» **WHAT THE TASK REQUIRES**
Scan the records below, and wherever a line has the word "новая", pull it out.

DATA FOR THIS EXERCISE below:

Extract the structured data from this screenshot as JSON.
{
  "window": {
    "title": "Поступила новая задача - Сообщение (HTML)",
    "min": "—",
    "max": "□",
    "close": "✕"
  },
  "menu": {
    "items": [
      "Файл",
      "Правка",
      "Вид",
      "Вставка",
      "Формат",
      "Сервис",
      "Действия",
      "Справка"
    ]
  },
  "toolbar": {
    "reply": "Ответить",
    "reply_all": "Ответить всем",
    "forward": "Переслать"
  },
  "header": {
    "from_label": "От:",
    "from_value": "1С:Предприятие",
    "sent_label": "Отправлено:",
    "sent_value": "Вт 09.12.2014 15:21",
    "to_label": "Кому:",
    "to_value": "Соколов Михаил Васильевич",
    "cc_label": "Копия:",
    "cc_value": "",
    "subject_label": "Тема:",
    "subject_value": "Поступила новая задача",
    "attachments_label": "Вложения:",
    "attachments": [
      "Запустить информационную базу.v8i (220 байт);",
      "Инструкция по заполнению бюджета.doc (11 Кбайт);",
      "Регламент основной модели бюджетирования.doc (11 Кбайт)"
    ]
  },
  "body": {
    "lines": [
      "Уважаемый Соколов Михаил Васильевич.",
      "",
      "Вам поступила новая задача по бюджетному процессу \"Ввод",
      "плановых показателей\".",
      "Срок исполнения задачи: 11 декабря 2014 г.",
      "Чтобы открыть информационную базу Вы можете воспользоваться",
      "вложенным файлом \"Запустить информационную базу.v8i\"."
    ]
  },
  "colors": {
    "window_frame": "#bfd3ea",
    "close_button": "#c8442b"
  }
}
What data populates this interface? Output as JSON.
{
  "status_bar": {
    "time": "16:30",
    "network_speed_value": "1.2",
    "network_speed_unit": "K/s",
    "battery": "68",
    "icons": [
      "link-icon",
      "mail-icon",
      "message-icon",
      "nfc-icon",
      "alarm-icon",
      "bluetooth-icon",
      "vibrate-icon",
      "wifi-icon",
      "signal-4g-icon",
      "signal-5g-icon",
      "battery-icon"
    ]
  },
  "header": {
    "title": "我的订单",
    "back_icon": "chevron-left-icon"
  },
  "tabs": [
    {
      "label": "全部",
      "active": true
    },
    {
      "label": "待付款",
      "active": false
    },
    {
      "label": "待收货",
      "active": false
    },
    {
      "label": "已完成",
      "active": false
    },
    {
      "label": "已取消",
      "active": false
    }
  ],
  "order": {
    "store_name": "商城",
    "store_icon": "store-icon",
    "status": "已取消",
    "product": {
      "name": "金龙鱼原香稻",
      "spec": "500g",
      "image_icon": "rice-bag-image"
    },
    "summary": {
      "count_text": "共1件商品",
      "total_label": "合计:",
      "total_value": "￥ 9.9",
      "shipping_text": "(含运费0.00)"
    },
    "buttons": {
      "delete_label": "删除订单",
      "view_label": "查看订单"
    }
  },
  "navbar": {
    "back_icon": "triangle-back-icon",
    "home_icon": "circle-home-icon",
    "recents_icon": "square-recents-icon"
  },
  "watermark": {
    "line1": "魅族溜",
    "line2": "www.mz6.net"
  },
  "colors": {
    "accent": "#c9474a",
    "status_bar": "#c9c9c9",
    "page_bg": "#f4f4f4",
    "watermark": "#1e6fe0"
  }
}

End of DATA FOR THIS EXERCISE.

» **RESPONSE BOX**
    "title": "Поступила новая задача - Сообщение (HTML)",
    "subject_value": "Поступила новая задача",
      "Вам поступила новая задача по бюджетному процессу \"Ввод",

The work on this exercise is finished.